The Parfenovich sisters are Fashion Mill participants who long ago began addressing national costumes in their collections: initially in 1999, creating an avant-garde series from straw, with a straw spider (a Belarusian amulet). Since then, they’ve continued to use national motifs in their work. It’s no wonder, since they graduated from a folk culture department. “We make ethnographic and stylised works,” says one. “I work at the same department where I studied. Jointly with students, we use books and photos to fully reconstruct historical costumes. We search for information and then draw sketches and sew clothes. As a rule, these costumes are primarily used at exhibitions. However, for me, it’s more interesting to create garments which people can wear. Moreover, it’s now possible to make even old and forgotten motifs and elements popular again.”
When making a stylised costume, it’s necessary to understand its original form: colour, composition and ornamentation. A designer chooses certain motifs and tries to reveal them in their own way. There’s no need to make cloth as it was before. For example, the sisters use linen, wool, silk and, even, synthetic fabrics; they sometimes decorate their costumes with plant and ceramic elements. “Importantly, a costume should be light and modern,” says Olga. “Slim young girls don’t want to wear long dresses as they existed in ages past.”

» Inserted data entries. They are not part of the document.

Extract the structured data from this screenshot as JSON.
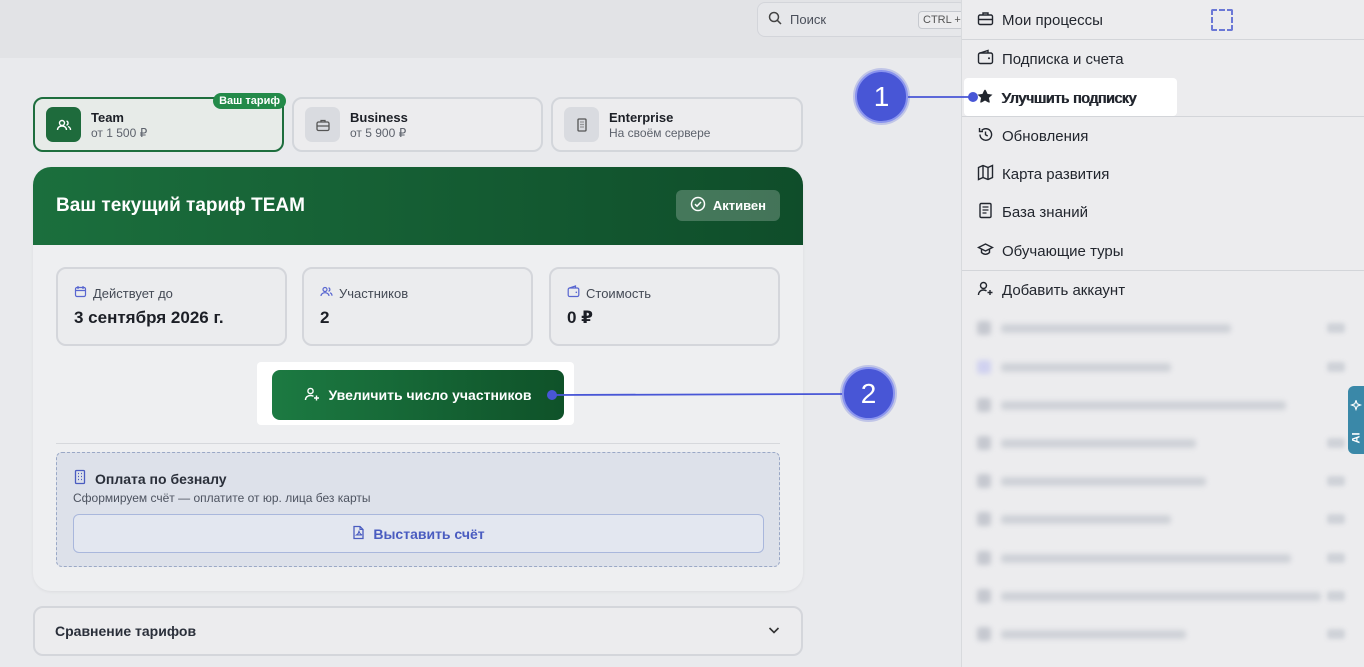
{
  "search": {
    "placeholder": "Поиск",
    "shortcut": "CTRL +"
  },
  "tariffs": [
    {
      "name": "Team",
      "price": "от 1 500 ₽",
      "badge": "Ваш тариф"
    },
    {
      "name": "Business",
      "price": "от 5 900 ₽"
    },
    {
      "name": "Enterprise",
      "price": "На своём сервере"
    }
  ],
  "card": {
    "title": "Ваш текущий тариф TEAM",
    "status": "Активен",
    "stats": [
      {
        "label": "Действует до",
        "value": "3 сентября 2026 г."
      },
      {
        "label": "Участников",
        "value": "2"
      },
      {
        "label": "Стоимость",
        "value": "0 ₽"
      }
    ],
    "add_button": "Увеличить число участников",
    "invoice": {
      "title": "Оплата по безналу",
      "description": "Сформируем счёт — оплатите от юр. лица без карты",
      "button": "Выставить счёт"
    }
  },
  "compare": {
    "label": "Сравнение тарифов"
  },
  "menu": {
    "items": [
      {
        "label": "Мои процессы",
        "icon": "briefcase-icon"
      },
      {
        "label": "Подписка и счета",
        "icon": "wallet-icon"
      },
      {
        "label": "Улучшить подписку",
        "icon": "star-icon"
      },
      {
        "label": "Обновления",
        "icon": "history-icon"
      },
      {
        "label": "Карта развития",
        "icon": "map-icon"
      },
      {
        "label": "База знаний",
        "icon": "book-icon"
      },
      {
        "label": "Обучающие туры",
        "icon": "graduation-cap-icon"
      },
      {
        "label": "Добавить аккаунт",
        "icon": "user-plus-icon"
      }
    ],
    "accounts_blurred": 9
  },
  "ai_tab": "AI",
  "callouts": [
    "1",
    "2"
  ],
  "colors": {
    "brand_green": "#1b6f3d",
    "callout": "#4856d6",
    "invoice_accent": "#4a5cc0"
  }
}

Designers adjust their collections to reflect our modern lifestyle, creating short skirts and open tops. These clothes can be worn easily every day, being convenient and stylish. “Globally accepted practice is to draw inspiration from historical costumes,” stresses Mr. Piskun. “Think of the Russian shirt (with collar fastening on one side) and women’s knee boots.”

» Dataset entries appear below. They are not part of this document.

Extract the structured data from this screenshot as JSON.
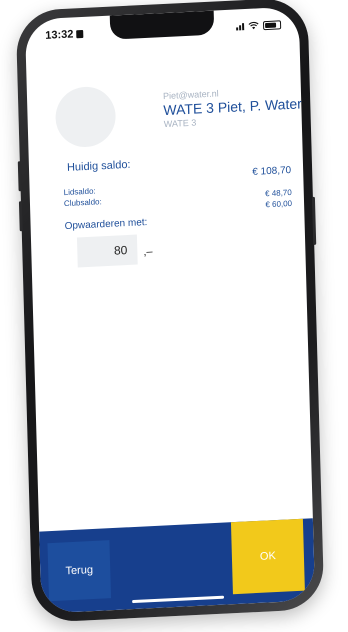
{
  "status_bar": {
    "time": "13:32"
  },
  "user": {
    "email": "Piet@water.nl",
    "name": "WATE 3 Piet, P. Water",
    "code": "WATE 3"
  },
  "saldo": {
    "title": "Huidig saldo:",
    "total": "€ 108,70",
    "lidsaldo_label": "Lidsaldo:",
    "lidsaldo_value": "€ 48,70",
    "clubsaldo_label": "Clubsaldo:",
    "clubsaldo_value": "€ 60,00"
  },
  "topup": {
    "label": "Opwaarderen met:",
    "amount": "80",
    "suffix": ",–"
  },
  "actions": {
    "back_label": "Terug",
    "ok_label": "OK"
  },
  "colors": {
    "brand_blue": "#173f8d",
    "text_blue": "#1f4f9a",
    "accent_yellow": "#f2c91b"
  }
}
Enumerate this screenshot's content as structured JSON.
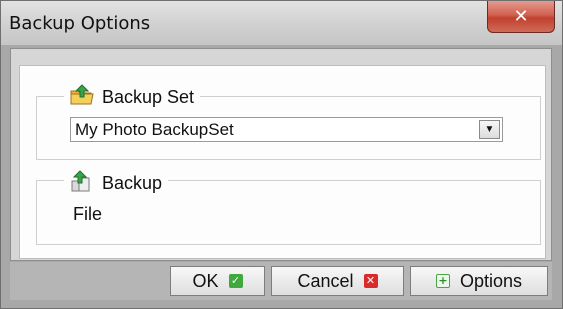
{
  "window": {
    "title": "Backup Options",
    "close_icon": "close-x-icon"
  },
  "backup_set": {
    "legend": "Backup Set",
    "icon": "folder-up-arrow-icon",
    "selected": "My Photo BackupSet",
    "dropdown_icon": "dropdown-arrow-icon"
  },
  "backup": {
    "legend": "Backup",
    "icon": "backup-files-icon",
    "value": "File"
  },
  "buttons": {
    "ok": {
      "label": "OK",
      "icon": "green-check-icon"
    },
    "cancel": {
      "label": "Cancel",
      "icon": "red-x-icon"
    },
    "options": {
      "label": "Options",
      "icon": "plus-icon"
    }
  }
}
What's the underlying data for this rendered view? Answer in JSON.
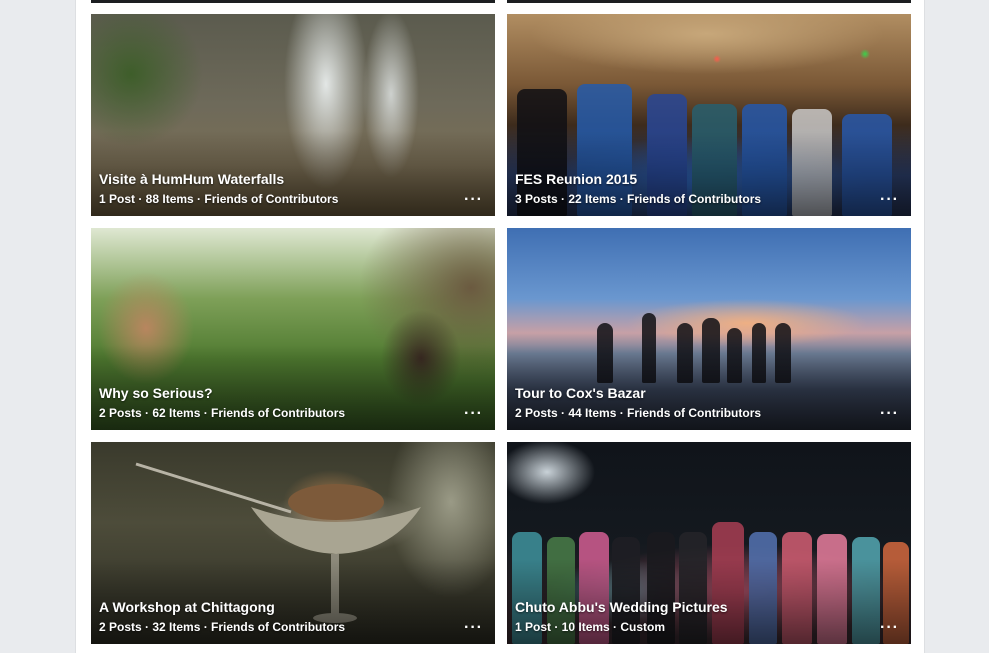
{
  "albums": [
    {
      "title": "Visite à HumHum Waterfalls",
      "meta": "1 Post · 88 Items · Friends of Contributors",
      "more": "···"
    },
    {
      "title": "FES Reunion 2015",
      "meta": "3 Posts · 22 Items · Friends of Contributors",
      "more": "···"
    },
    {
      "title": "Why so Serious?",
      "meta": "2 Posts · 62 Items · Friends of Contributors",
      "more": "···"
    },
    {
      "title": "Tour to Cox's Bazar",
      "meta": "2 Posts · 44 Items · Friends of Contributors",
      "more": "···"
    },
    {
      "title": "A Workshop at Chittagong",
      "meta": "2 Posts · 32 Items · Friends of Contributors",
      "more": "···"
    },
    {
      "title": "Chuto Abbu's Wedding Pictures",
      "meta": "1 Post · 10 Items · Custom",
      "more": "···"
    }
  ],
  "colors": {
    "page_background": "#e9ebee",
    "panel_background": "#ffffff",
    "overlay_text": "#ffffff"
  },
  "icons": {
    "more": "more-options-icon"
  }
}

Accordingly, the use of national costume motifs is no mere tribute to the past. It opens huge possibilities for modern Belarusian fashion.
By Lyudmila Minkevich
Inspiration from the past
[b]Styled national costumes in fashion[/b]Every nation has its own traditional costumes. The Scots are known for their tartan kilts, the Japanese for their silk kimonos and the Bolivians for their hats with feathers. Historically, Belarusians have worn white peasant’s clothes, with red embroidery, and straw hats. However, this is not the only historical costume of Belarus, as Yuri Piskun, an Associate Professor at the Belarusian Arts Academy’s Costumes and Textile Department, points out. He also works as an artist for the choreographic ensemble Khoroshki. He is perhaps the first to design reconstructed costumes, proving that Belarusian national clothing is more richly diverse than some might imagine.